The Pathological Changes in the Liver in Cystic Fibrosis of the Pancreas

Author Affiliations

From the Department of Pathology and the Department of Pediatrics, The Children's Medical Center, and Harvard Medical School.

AMA Am J Dis Child. 1957;93(4):357-369. doi:10.1001/archpedi.1957.02060040359002

Once cystic fibrosis of the pancreas had been recognized as a clinical and pathological entity, histological alteration of the liver was found to be a common feature of the total process1-3 with qualitative and quantitative differences. The basic liver lesions described have included liver-cell atrophy, fatty metamorphosis, periportal fibrosis, and proliferation of the bile ducts, often distended by obstructing bile plugs.1-7 In certain more advanced cases, a focal biliary cirrhosis was found, and this has been considered by most to be due to the focal obstructive lesions resulting from the altered and inspissated bile-containing mucus plugs in the dilated terminal radicles.1-3,5,7-13*

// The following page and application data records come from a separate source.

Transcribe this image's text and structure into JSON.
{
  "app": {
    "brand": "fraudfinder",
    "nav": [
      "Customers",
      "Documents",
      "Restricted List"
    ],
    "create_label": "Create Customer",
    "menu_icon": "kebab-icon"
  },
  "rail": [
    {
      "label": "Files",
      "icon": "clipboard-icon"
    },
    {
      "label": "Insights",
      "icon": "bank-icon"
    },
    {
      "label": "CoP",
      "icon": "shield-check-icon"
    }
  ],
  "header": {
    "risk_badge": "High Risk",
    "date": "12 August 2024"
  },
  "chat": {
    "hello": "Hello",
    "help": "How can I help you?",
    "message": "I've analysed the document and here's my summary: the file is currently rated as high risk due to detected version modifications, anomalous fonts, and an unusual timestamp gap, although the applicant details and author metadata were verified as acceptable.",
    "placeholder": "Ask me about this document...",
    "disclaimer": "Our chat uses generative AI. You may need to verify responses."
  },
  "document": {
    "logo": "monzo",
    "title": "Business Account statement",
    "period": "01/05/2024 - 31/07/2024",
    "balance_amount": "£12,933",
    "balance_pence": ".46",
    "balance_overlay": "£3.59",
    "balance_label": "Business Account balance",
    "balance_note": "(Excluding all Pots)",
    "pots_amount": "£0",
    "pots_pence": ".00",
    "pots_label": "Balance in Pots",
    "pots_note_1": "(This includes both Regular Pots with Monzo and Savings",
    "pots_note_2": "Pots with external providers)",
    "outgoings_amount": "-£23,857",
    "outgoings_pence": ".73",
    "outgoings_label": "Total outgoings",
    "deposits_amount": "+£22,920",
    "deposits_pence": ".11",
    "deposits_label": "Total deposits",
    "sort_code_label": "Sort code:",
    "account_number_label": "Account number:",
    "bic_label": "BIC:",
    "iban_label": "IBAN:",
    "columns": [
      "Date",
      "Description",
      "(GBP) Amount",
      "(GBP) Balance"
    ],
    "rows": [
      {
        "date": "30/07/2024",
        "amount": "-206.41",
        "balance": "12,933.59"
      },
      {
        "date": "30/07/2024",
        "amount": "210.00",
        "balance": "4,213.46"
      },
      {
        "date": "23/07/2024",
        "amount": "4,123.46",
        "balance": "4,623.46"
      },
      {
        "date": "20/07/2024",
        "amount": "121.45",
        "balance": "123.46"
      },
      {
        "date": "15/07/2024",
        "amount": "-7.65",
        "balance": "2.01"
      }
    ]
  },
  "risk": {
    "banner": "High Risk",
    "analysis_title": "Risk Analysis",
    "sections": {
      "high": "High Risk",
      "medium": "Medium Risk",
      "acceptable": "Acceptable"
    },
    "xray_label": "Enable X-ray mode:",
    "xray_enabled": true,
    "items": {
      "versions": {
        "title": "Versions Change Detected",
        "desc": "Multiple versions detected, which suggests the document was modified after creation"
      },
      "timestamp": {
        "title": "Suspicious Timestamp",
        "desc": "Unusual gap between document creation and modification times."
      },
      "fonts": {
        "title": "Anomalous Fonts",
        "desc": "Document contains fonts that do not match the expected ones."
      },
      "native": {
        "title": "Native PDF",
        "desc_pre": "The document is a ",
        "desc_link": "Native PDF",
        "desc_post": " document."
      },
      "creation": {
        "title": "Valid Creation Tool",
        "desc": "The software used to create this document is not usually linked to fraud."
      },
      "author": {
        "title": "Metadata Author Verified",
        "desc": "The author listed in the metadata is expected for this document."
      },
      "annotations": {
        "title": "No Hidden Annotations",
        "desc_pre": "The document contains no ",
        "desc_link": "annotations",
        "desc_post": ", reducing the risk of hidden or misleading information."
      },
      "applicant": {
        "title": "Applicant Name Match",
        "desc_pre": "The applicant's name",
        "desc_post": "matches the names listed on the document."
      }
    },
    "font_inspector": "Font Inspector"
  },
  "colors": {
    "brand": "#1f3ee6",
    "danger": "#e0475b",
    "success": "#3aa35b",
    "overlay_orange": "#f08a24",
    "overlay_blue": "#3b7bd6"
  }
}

This report is a review of the clinical records and postmortem material of 198 autopsied cases of cystic fibrosis of the pancreas. An attempt is made to define the liver changes, to indicate the pathogenesis, and to relate their changes noted to the total clinical picture

First Page Preview View Large
First page PDF preview
First page PDF preview